What made people capable of risking their lives for social change in the 1960’s? High-risk activism is a “strong-tie” phenomenon, Gladwell explains. It is the power and strength generated from close personal ties. The “strong tie” theory suggests it was because the original four protesters in Greensboro had such close ties—friends from high school, and college dorm mates – that they were able to engage in such high-risk activism. And activists throughout the South in the civil rights era engendered these close ties.

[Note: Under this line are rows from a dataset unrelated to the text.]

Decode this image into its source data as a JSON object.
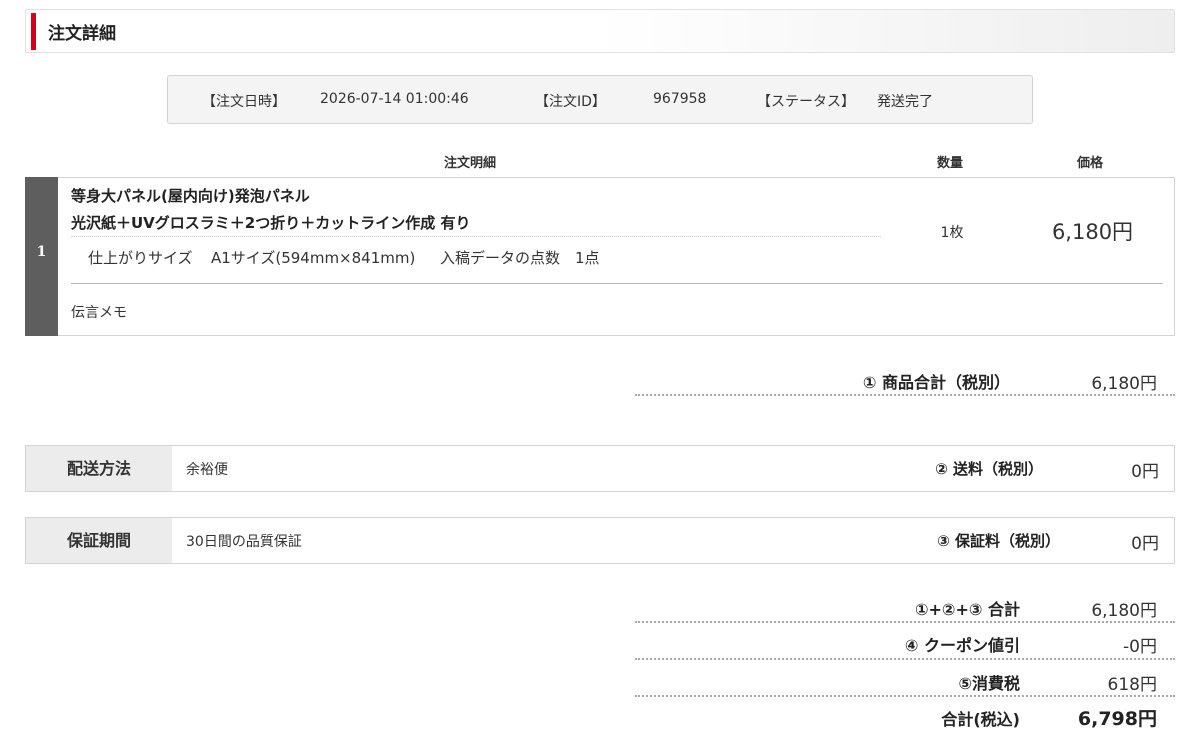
{
  "header": {
    "title": "注文詳細"
  },
  "order_info": {
    "date_label": "【注文日時】",
    "date_value": "2026-07-14 01:00:46",
    "id_label": "【注文ID】",
    "id_value": "967958",
    "status_label": "【ステータス】",
    "status_value": "発送完了"
  },
  "columns": {
    "detail": "注文明細",
    "quantity": "数量",
    "price": "価格"
  },
  "item": {
    "number": "1",
    "name": "等身大パネル(屋内向け)発泡パネル",
    "options": "光沢紙＋UVグロスラミ＋2つ折り＋カットライン作成 有り",
    "size_label": "仕上がりサイズ",
    "size_value": "A1サイズ(594mm×841mm)",
    "data_count_label": "入稿データの点数",
    "data_count_value": "1点",
    "quantity": "1枚",
    "price": "6,180円",
    "memo_label": "伝言メモ"
  },
  "subtotal": {
    "label": "① 商品合計（税別）",
    "value": "6,180円"
  },
  "shipping": {
    "heading": "配送方法",
    "method": "余裕便",
    "fee_label": "② 送料（税別）",
    "fee_value": "0円"
  },
  "warranty": {
    "heading": "保証期間",
    "description": "30日間の品質保証",
    "fee_label": "③ 保証料（税別）",
    "fee_value": "0円"
  },
  "totals": {
    "sum_label": "①+②+③ 合計",
    "sum_value": "6,180円",
    "coupon_label": "④ クーポン値引",
    "coupon_value": "-0円",
    "tax_label": "⑤消費税",
    "tax_value": "618円",
    "grand_label": "合計(税込)",
    "grand_value": "6,798円"
  },
  "colors": {
    "accent": "#d5001c",
    "number_bar": "#5e5e5e",
    "heading_bg": "#ececec"
  }
}
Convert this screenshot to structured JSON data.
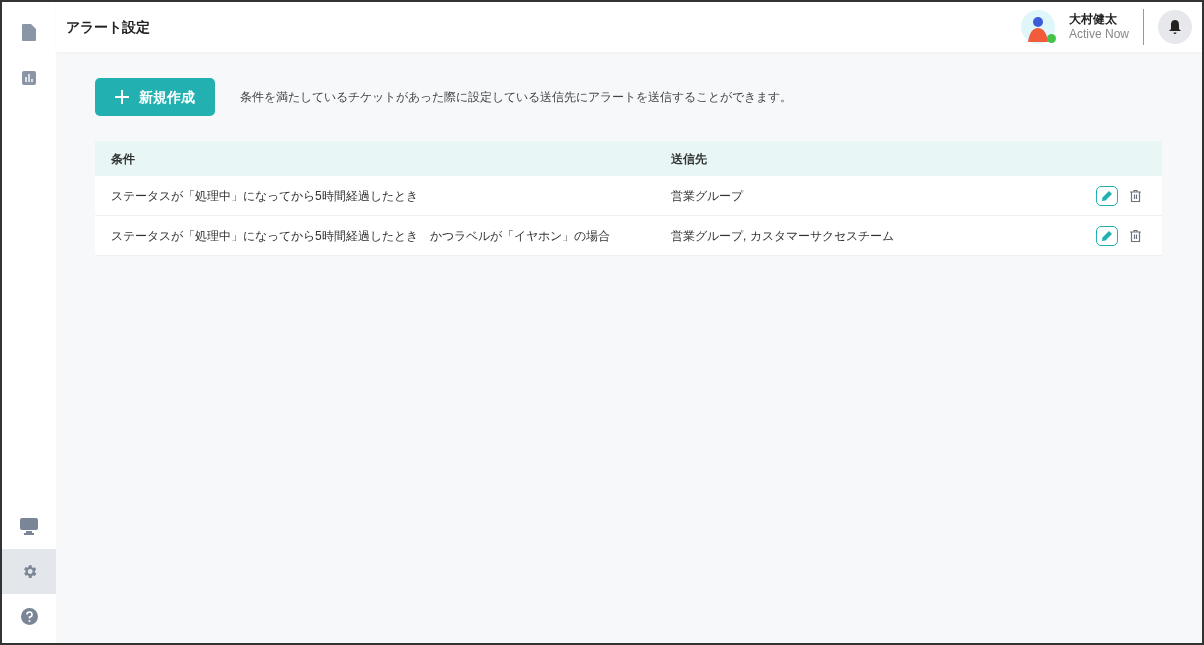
{
  "sidebar": {
    "top_items": [
      {
        "kind": "document",
        "selected": false
      },
      {
        "kind": "chart",
        "selected": false
      }
    ],
    "bottom_items": [
      {
        "kind": "monitor",
        "selected": false
      },
      {
        "kind": "settings",
        "selected": true
      },
      {
        "kind": "help",
        "selected": false
      }
    ]
  },
  "header": {
    "title": "アラート設定",
    "user": {
      "name": "大村健太",
      "status": "Active Now",
      "online": true
    }
  },
  "toolbar": {
    "new_button": "新規作成",
    "description": "条件を満たしているチケットがあった際に設定している送信先にアラートを送信することができます。"
  },
  "table": {
    "columns": [
      "条件",
      "送信先"
    ],
    "rows": [
      {
        "condition": "ステータスが「処理中」になってから5時間経過したとき",
        "recipients": "営業グループ"
      },
      {
        "condition": "ステータスが「処理中」になってから5時間経過したとき　かつラベルが「イヤホン」の場合",
        "recipients": "営業グループ, カスタマーサクセスチーム"
      }
    ]
  }
}
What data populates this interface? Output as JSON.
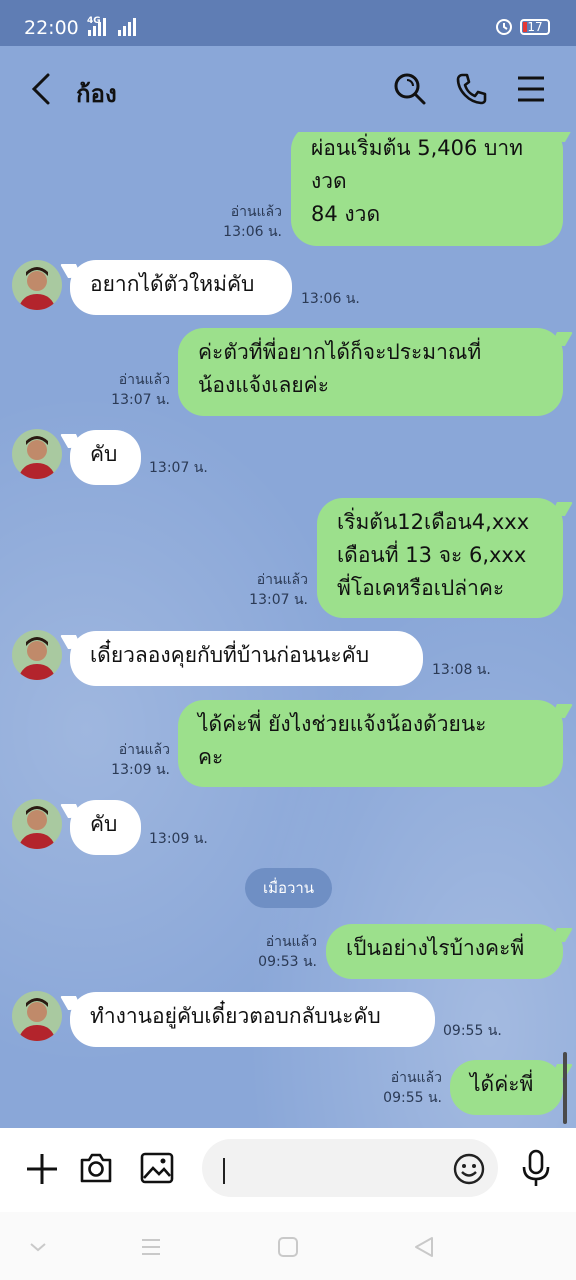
{
  "status_bar": {
    "time": "22:00",
    "network": "4G",
    "battery": "17",
    "battery_color": "#e53935"
  },
  "header": {
    "contact_name": "ก้อง"
  },
  "messages": [
    {
      "side": "out",
      "lines": [
        "ผ่อนเริ่มต้น 5,406 บาท",
        "งวด",
        "84 งวด"
      ],
      "read": "อ่านแล้ว",
      "time": "13:06 น."
    },
    {
      "side": "in",
      "lines": [
        "อยากได้ตัวใหม่คับ"
      ],
      "time": "13:06 น."
    },
    {
      "side": "out",
      "lines": [
        "ค่ะตัวที่พี่อยากได้ก็จะประมาณที่",
        "น้องแจ้งเลยค่ะ"
      ],
      "read": "อ่านแล้ว",
      "time": "13:07 น."
    },
    {
      "side": "in",
      "lines": [
        "คับ"
      ],
      "time": "13:07 น."
    },
    {
      "side": "out",
      "lines": [
        "เริ่มต้น12เดือน4,xxx",
        "เดือนที่ 13 จะ 6,xxx",
        "พี่โอเคหรือเปล่าคะ"
      ],
      "read": "อ่านแล้ว",
      "time": "13:07 น."
    },
    {
      "side": "in",
      "lines": [
        "เดี๋ยวลองคุยกับที่บ้านก่อนนะคับ"
      ],
      "time": "13:08 น."
    },
    {
      "side": "out",
      "lines": [
        "ได้ค่ะพี่ ยังไงช่วยแจ้งน้องด้วยนะ",
        "คะ"
      ],
      "read": "อ่านแล้ว",
      "time": "13:09 น."
    },
    {
      "side": "in",
      "lines": [
        "คับ"
      ],
      "time": "13:09 น."
    },
    {
      "side": "out",
      "lines": [
        "เป็นอย่างไรบ้างคะพี่"
      ],
      "read": "อ่านแล้ว",
      "time": "09:53 น."
    },
    {
      "side": "in",
      "lines": [
        "ทำงานอยู่คับเดี๋ยวตอบกลับนะคับ"
      ],
      "time": "09:55 น."
    },
    {
      "side": "out",
      "lines": [
        "ได้ค่ะพี่"
      ],
      "read": "อ่านแล้ว",
      "time": "09:55 น."
    }
  ],
  "date_separator": "เมื่อวาน",
  "input": {
    "value": "",
    "placeholder": ""
  },
  "colors": {
    "chat_bg": "#8aa7d8",
    "outgoing_bubble": "#9ce08c",
    "incoming_bubble": "#ffffff"
  },
  "icons": [
    "back-icon",
    "search-icon",
    "phone-icon",
    "menu-icon",
    "plus-icon",
    "camera-icon",
    "image-icon",
    "emoji-icon",
    "mic-icon"
  ]
}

The kind of activism associated with social media on the other hand is far different, argues Gladwell. Facebook for example is based on weak ties. It is about following people you might never ever have a chance to meet. And activism generated by social media is more likely to be widespread but low-risk, which works great for raising some amounts of money and spreading a message far and wide. But Gladwell argues, this kind of activism will never fundamentally challenge the deep-seeded status quo—rarely are people moved to risk their lives because of a social media campaign they saw on Youtube while sipping coffee in their office.
This is where I think Gladwell’s argument is weakest. He doesn’t explain why a connection on Facebook or Twitter is fundamentally different than an old fashioned face-to-face relationship. Of course there are many obvious differences, but he doesn’t show how those differences make or break a social movement. Many would say strong ties are indeed fostered online.
The second reason, Gladwell argues, social media activism is different from traditional activism, is that social media is not about hierarchical organization. This is good for some types of activism, but hierarchy, says Gladwell, is exactly what made the civil rights movement of the 1960’s so powerful. Institutions and organizations like the N.A.A.C.P and the Southern Christian Leadership Conference with leaders like Martin Luther King, Jr., were what created a highly disciplined and successful movement.
Gladwell says, social media make it ever easier for activists to express themselves (tweets, updates, texts, blogs), but harder for that expression to have deep impact. The Internet and social media are very powerful tools that will never challenge the status quo, concludes Gladwell. “If you are of the opinion that all the world needs is a little buffing around the edges, this should not trouble you. But if you think that there are still lunch counters out there that need integrating it ought to give you pause.”
It’s always good to slow down and seek a new perspective, especially when the tools for social change at our disposal are changing so fast. But the Internet and social media are just that, tools. Activists should continue to master their tools so they can someday master their craft.—Aaron Lester